Research many many meals! Plan them out ahead of time. Cook them in large quantities. Freeze them for near future meals. Check out http://minimalistbaker.com. Also, switch to almond or soy milk. Maybe get some vitamins and enjoy feeling like you have never felt in your entire life! Full of energy, never tiring, always happy!!
Natalia Lima,Writer (and yours truly)
When I first made the switch to a vegan diet the cravings were strong. I had been an avid meat eater all my life and after watching Food, Inc. (and crying for two hours because of the animal cruelty) I decided to quit all meat products cold turkey. What helped me get through that initial phase (which lasted about two months) was to always keep a snack close by. Hummus with crackers, toasted sunflower seeds, peanuts or cashews or even a cereal bar. That way, when I got home starving, I would have a snack and then I would have the energy to make a meal with vegetables, which was brand new to me. After those cravings faded, I grew disgusted with meat, by the way. My body started recognizing it as ‘bad’ and things got so much easier.
In the beginning it’s so important to get informed. Don’t become a pizza and fries vegetarian. Do your homework by reading books like The Kind Diet and Breaking The Food Seduction, which will teach you about what vegetables and legumes have what vitamins. If you’re diligent about that you’ll feel amazing in just a couple short weeks.

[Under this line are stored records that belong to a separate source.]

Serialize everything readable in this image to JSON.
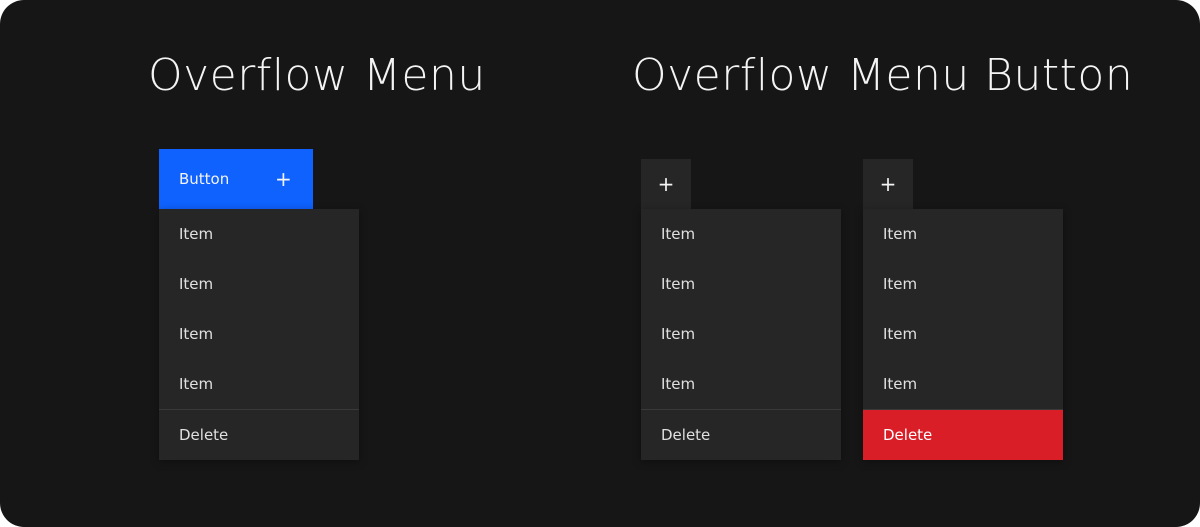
{
  "sections": {
    "overflow_menu": {
      "title": "Overflow Menu",
      "trigger": {
        "label": "Button",
        "icon": "+",
        "color": "#0f62fe"
      },
      "items": [
        "Item",
        "Item",
        "Item",
        "Item"
      ],
      "danger_item": "Delete"
    },
    "overflow_menu_button": {
      "title": "Overflow Menu Button",
      "variants": [
        {
          "trigger_icon": "+",
          "items": [
            "Item",
            "Item",
            "Item",
            "Item"
          ],
          "danger_item": "Delete",
          "danger_state": "default"
        },
        {
          "trigger_icon": "+",
          "items": [
            "Item",
            "Item",
            "Item",
            "Item"
          ],
          "danger_item": "Delete",
          "danger_state": "hover",
          "danger_color": "#da1e28"
        }
      ]
    }
  }
}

Finally, don’t pay attention to the haters. Whether it is your family, friends or strangers who are suddenly concerned about your protein intake, saying it’s an unhealthy way to live or how they could never do it, be confident in the fact that you did your homework and that you are doing the right thing. Once you stick to it they’ll go from making fun of you and calling it your ‘weird phase’ to respecting it and even asking you for advice on how to do it, you’ll see.